▶ Problem details
What lines in the records below contain the string "within"? Copy every one.

START Data provided

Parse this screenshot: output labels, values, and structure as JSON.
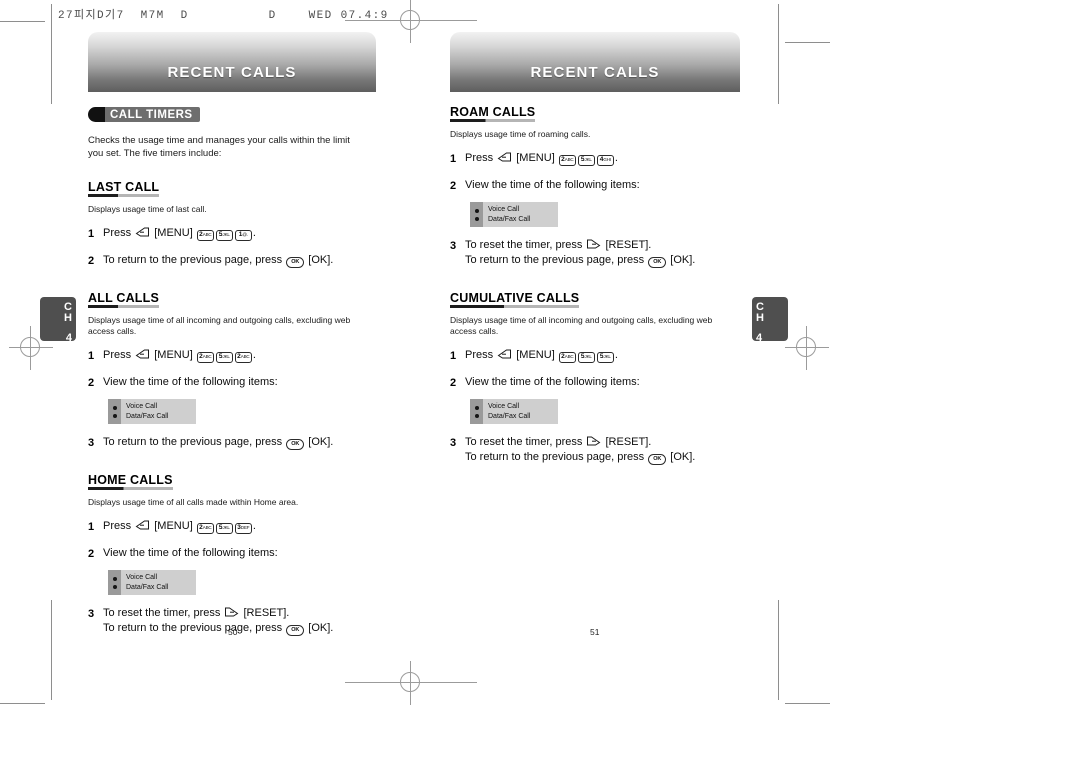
{
  "print_header": "27피지D기7  M7M  D          D    WED 07.4:9",
  "banner": {
    "left_title": "RECENT CALLS",
    "right_title": "RECENT CALLS"
  },
  "chapter_tab": {
    "letters": "CH",
    "number": "4"
  },
  "folio": {
    "left": "50",
    "right": "51"
  },
  "chip": {
    "label": "CALL TIMERS",
    "dot_icon": "bullet-icon"
  },
  "intro": "Checks the usage time and manages your calls within the limit you set. The five timers include:",
  "listbox": {
    "items": [
      "Voice Call",
      "Data/Fax Call"
    ],
    "bullet_icon": "bullet-icon",
    "bg_color": "#cfcfcf",
    "rail_color": "#9a9a9a"
  },
  "glyphs": {
    "menu_softkey": "left-softkey-icon",
    "reset_softkey": "right-softkey-icon",
    "ok_key": "ok-key-icon"
  },
  "keys": {
    "k2": {
      "digit": "2",
      "sub": "ABC"
    },
    "k5": {
      "digit": "5",
      "sub": "JKL"
    },
    "k1": {
      "digit": "1",
      "sub": "@."
    },
    "k3": {
      "digit": "3",
      "sub": "DEF"
    },
    "k4": {
      "digit": "4",
      "sub": "GHI"
    },
    "ok": {
      "digit": "OK"
    }
  },
  "labels": {
    "menu": "[MENU]",
    "ok": "[OK]",
    "reset": "[RESET]",
    "press": "Press",
    "period": "."
  },
  "sections": [
    {
      "id": "last-call",
      "title": "LAST CALL",
      "desc": "Displays usage time of last call.",
      "steps": [
        {
          "num": "1",
          "kind": "press",
          "pre": "Press",
          "keys": [
            "k2",
            "k5",
            "k1"
          ],
          "post": "."
        },
        {
          "num": "2",
          "kind": "ok-return",
          "lines": [
            "To return to the previous page, press "
          ],
          "tail": "[OK]."
        }
      ],
      "has_listbox": false
    },
    {
      "id": "all-calls",
      "title": "ALL CALLS",
      "desc": "Displays usage time of all incoming and outgoing calls, excluding web access calls.",
      "steps": [
        {
          "num": "1",
          "kind": "press",
          "pre": "Press",
          "keys": [
            "k2",
            "k5",
            "k2"
          ],
          "post": "."
        },
        {
          "num": "2",
          "kind": "view",
          "text": "View the time of the following items:"
        },
        {
          "num": "3",
          "kind": "ok-return",
          "lines": [
            "To return to the previous page, press "
          ],
          "tail": "[OK]."
        }
      ],
      "has_listbox": true,
      "listbox_after_step": "2"
    },
    {
      "id": "home-calls",
      "title": "HOME CALLS",
      "desc": "Displays usage time of all calls made within Home area.",
      "steps": [
        {
          "num": "1",
          "kind": "press",
          "pre": "Press",
          "keys": [
            "k2",
            "k5",
            "k3"
          ],
          "post": "."
        },
        {
          "num": "2",
          "kind": "view",
          "text": "View the time of the following items:"
        },
        {
          "num": "3",
          "kind": "reset-return",
          "line1": "To reset the timer, press ",
          "line1_tail": "[RESET].",
          "line2": "To return to the previous page, press ",
          "line2_tail": "[OK]."
        }
      ],
      "has_listbox": true,
      "listbox_after_step": "2"
    },
    {
      "id": "roam-calls",
      "title": "ROAM CALLS",
      "desc": "Displays usage time of roaming calls.",
      "steps": [
        {
          "num": "1",
          "kind": "press",
          "pre": "Press",
          "keys": [
            "k2",
            "k5",
            "k4"
          ],
          "post": "."
        },
        {
          "num": "2",
          "kind": "view",
          "text": "View the time of the following items:"
        },
        {
          "num": "3",
          "kind": "reset-return",
          "line1": "To reset the timer, press ",
          "line1_tail": "[RESET].",
          "line2": "To return to the previous page, press ",
          "line2_tail": "[OK]."
        }
      ],
      "has_listbox": true,
      "listbox_after_step": "2"
    },
    {
      "id": "cumulative-calls",
      "title": "CUMULATIVE CALLS",
      "desc": "Displays usage time of all incoming and outgoing calls, excluding web access calls.",
      "steps": [
        {
          "num": "1",
          "kind": "press",
          "pre": "Press",
          "keys": [
            "k2",
            "k5",
            "k5"
          ],
          "post": "."
        },
        {
          "num": "2",
          "kind": "view",
          "text": "View the time of the following items:"
        },
        {
          "num": "3",
          "kind": "reset-return",
          "line1": "To reset the timer, press ",
          "line1_tail": "[RESET].",
          "line2": "To return to the previous page, press ",
          "line2_tail": "[OK]."
        }
      ],
      "has_listbox": true,
      "listbox_after_step": "2"
    }
  ],
  "left_page_sections": [
    "last-call",
    "all-calls",
    "home-calls"
  ],
  "right_page_sections": [
    "roam-calls",
    "cumulative-calls"
  ]
}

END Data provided

▶ Output for this exercise
  "intro": "Checks the usage time and manages your calls within the limit you set. The five timers include:",
      "desc": "Displays usage time of all calls made within Home area.",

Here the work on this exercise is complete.